▶ _TASK TO COMPLETE_
Filter the entries for the string "rating". Copy each line that has it.

▶ _THE DATA_
.....

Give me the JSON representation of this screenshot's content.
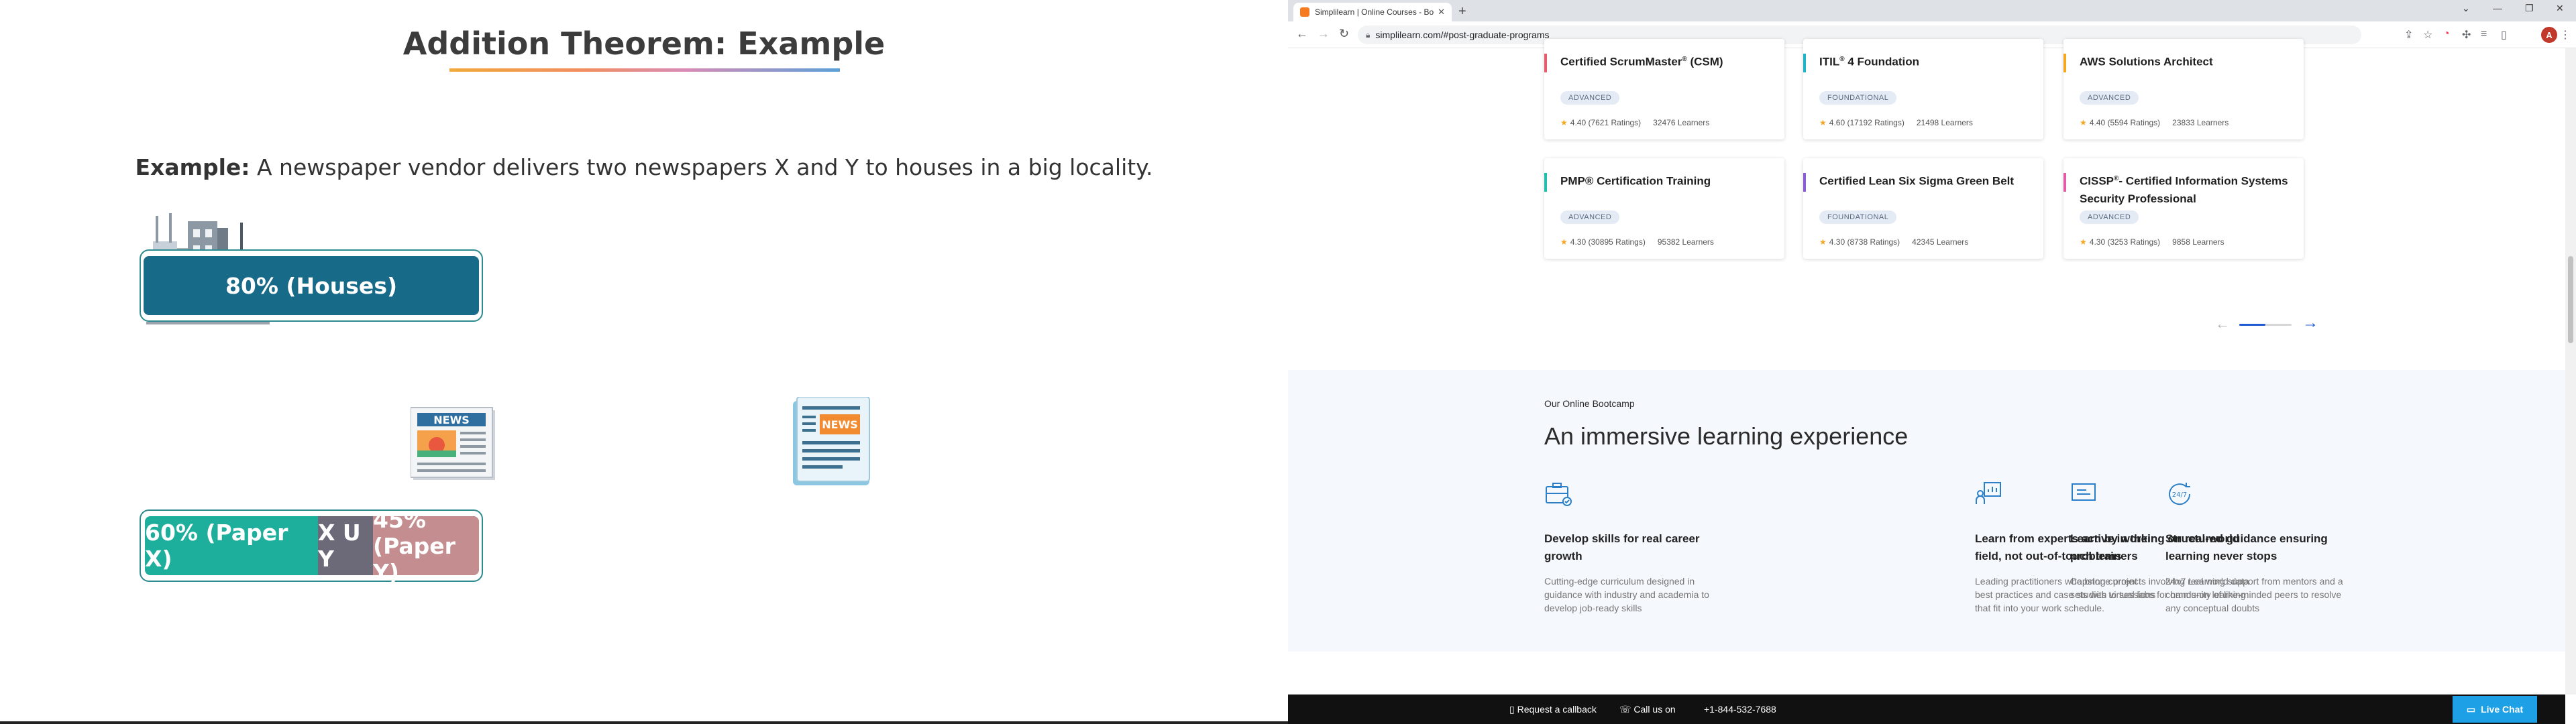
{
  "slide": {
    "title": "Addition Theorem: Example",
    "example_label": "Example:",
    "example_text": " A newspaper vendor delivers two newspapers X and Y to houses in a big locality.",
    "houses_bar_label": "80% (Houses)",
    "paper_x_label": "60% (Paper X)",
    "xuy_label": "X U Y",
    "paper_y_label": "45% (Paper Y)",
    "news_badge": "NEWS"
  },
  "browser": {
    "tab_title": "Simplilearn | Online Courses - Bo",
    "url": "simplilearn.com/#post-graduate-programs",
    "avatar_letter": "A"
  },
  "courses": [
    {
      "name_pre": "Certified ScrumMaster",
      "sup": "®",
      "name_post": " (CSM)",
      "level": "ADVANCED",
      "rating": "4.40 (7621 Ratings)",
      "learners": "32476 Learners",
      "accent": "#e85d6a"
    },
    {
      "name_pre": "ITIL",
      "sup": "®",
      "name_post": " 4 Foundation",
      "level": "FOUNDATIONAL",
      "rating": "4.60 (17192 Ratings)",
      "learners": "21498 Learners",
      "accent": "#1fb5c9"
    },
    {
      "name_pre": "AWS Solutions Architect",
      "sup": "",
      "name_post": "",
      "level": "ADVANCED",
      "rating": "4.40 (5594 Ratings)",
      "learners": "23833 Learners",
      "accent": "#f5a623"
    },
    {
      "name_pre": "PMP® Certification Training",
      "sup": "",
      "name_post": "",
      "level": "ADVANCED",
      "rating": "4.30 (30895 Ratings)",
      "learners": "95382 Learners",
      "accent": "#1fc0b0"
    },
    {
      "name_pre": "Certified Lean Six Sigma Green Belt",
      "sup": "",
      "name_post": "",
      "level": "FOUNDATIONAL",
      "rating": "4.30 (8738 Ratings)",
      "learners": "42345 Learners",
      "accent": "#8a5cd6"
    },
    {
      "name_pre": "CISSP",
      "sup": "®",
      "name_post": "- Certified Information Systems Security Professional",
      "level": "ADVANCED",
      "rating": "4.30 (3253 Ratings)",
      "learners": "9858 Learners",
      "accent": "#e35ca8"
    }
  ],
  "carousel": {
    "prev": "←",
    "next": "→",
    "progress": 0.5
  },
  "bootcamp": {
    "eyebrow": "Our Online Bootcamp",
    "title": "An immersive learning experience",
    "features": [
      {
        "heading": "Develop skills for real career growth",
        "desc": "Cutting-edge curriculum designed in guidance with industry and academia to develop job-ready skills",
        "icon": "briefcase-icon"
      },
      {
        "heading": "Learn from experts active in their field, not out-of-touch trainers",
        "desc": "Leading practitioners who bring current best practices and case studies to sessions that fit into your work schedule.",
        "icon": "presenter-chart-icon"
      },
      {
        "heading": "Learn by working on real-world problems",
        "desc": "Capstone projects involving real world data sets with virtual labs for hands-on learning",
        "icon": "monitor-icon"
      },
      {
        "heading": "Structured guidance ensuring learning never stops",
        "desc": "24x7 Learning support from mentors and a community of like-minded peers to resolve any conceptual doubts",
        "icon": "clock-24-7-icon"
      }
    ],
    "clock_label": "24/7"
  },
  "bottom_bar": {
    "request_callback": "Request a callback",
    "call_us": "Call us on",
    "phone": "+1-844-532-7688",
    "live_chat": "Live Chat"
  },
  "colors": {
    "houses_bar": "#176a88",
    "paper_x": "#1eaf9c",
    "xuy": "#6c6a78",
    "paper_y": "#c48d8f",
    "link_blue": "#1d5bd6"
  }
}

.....

▶ _RESULT_
      "rating": "4.40 (7621 Ratings)",
      "rating": "4.60 (17192 Ratings)",
      "rating": "4.40 (5594 Ratings)",
      "rating": "4.30 (30895 Ratings)",
      "rating": "4.30 (8738 Ratings)",
      "rating": "4.30 (3253 Ratings)",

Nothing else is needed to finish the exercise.